◆ Task goal ◆
Your copy should match the listing below exactly, except that it holds no images.

•••••

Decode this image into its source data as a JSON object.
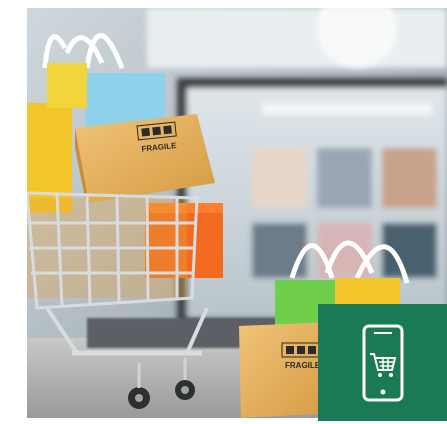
{
  "photo": {
    "box_labels": [
      "FRAGILE",
      "FRAGILE"
    ],
    "colors": {
      "cardboard": "#e8b25a",
      "bag_yellow": "#f2c62a",
      "bag_orange": "#f26a1f",
      "bag_blue": "#8fd0ea",
      "bag_green": "#6fce4a",
      "cart_metal": "#cfd3d6"
    }
  },
  "badge": {
    "background": "#1b7a56",
    "icon": "smartphone-shopping-cart-icon"
  }
}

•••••

◆ Exercise result ◆
Decode this image into its source data as a JSON object.
{
  "photo": {
    "box_labels": [
      "FRAGILE",
      "FRAGILE"
    ],
    "colors": {
      "cardboard": "#e8b25a",
      "bag_yellow": "#f2c62a",
      "bag_orange": "#f26a1f",
      "bag_blue": "#8fd0ea",
      "bag_green": "#6fce4a",
      "cart_metal": "#cfd3d6"
    }
  },
  "badge": {
    "background": "#1b7a56",
    "icon": "smartphone-shopping-cart-icon"
  }
}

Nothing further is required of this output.